◆ **Listed records**
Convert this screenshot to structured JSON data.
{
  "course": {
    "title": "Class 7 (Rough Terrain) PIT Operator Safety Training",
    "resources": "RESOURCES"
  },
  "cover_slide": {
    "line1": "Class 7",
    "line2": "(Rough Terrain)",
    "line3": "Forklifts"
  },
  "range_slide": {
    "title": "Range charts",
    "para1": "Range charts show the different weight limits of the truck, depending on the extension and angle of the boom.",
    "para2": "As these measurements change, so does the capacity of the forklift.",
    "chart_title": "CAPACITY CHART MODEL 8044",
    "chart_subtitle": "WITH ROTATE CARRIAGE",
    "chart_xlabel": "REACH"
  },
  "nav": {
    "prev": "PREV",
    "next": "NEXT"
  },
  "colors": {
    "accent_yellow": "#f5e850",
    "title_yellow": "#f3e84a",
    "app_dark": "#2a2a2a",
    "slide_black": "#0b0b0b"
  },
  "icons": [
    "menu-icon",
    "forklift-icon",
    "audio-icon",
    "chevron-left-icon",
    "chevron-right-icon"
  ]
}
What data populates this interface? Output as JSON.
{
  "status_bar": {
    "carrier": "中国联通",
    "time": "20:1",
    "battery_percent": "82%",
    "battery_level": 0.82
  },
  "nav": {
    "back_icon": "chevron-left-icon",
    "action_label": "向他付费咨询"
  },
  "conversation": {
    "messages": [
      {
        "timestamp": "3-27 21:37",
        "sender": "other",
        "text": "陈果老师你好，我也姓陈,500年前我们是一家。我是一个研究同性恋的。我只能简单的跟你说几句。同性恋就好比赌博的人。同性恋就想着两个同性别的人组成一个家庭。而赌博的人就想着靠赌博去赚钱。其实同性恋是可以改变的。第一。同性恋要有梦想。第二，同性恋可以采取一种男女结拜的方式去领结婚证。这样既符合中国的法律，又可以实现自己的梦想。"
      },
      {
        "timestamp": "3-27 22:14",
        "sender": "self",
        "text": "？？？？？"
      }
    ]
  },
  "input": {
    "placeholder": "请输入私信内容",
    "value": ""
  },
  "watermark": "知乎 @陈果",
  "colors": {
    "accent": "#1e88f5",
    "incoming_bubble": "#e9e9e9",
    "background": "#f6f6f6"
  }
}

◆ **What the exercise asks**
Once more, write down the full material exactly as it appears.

◆ **Problem solution**
Convert this screenshot to structured JSON data.
{
  "course": {
    "title": "Class 7 (Rough Terrain) PIT Operator Safety Training",
    "resources": "RESOURCES"
  },
  "cover_slide": {
    "line1": "Class 7",
    "line2": "(Rough Terrain)",
    "line3": "Forklifts"
  },
  "range_slide": {
    "title": "Range charts",
    "para1": "Range charts show the different weight limits of the truck, depending on the extension and angle of the boom.",
    "para2": "As these measurements change, so does the capacity of the forklift.",
    "chart_title": "CAPACITY CHART MODEL 8044",
    "chart_subtitle": "WITH ROTATE CARRIAGE",
    "chart_xlabel": "REACH"
  },
  "nav": {
    "prev": "PREV",
    "next": "NEXT"
  },
  "colors": {
    "accent_yellow": "#f5e850",
    "title_yellow": "#f3e84a",
    "app_dark": "#2a2a2a",
    "slide_black": "#0b0b0b"
  },
  "icons": [
    "menu-icon",
    "forklift-icon",
    "audio-icon",
    "chevron-left-icon",
    "chevron-right-icon"
  ]
}
What data populates this interface? Output as JSON.
{
  "status_bar": {
    "carrier": "中国联通",
    "time": "20:1",
    "battery_percent": "82%",
    "battery_level": 0.82
  },
  "nav": {
    "back_icon": "chevron-left-icon",
    "action_label": "向他付费咨询"
  },
  "conversation": {
    "messages": [
      {
        "timestamp": "3-27 21:37",
        "sender": "other",
        "text": "陈果老师你好，我也姓陈,500年前我们是一家。我是一个研究同性恋的。我只能简单的跟你说几句。同性恋就好比赌博的人。同性恋就想着两个同性别的人组成一个家庭。而赌博的人就想着靠赌博去赚钱。其实同性恋是可以改变的。第一。同性恋要有梦想。第二，同性恋可以采取一种男女结拜的方式去领结婚证。这样既符合中国的法律，又可以实现自己的梦想。"
      },
      {
        "timestamp": "3-27 22:14",
        "sender": "self",
        "text": "？？？？？"
      }
    ]
  },
  "input": {
    "placeholder": "请输入私信内容",
    "value": ""
  },
  "watermark": "知乎 @陈果",
  "colors": {
    "accent": "#1e88f5",
    "incoming_bubble": "#e9e9e9",
    "background": "#f6f6f6"
  }
}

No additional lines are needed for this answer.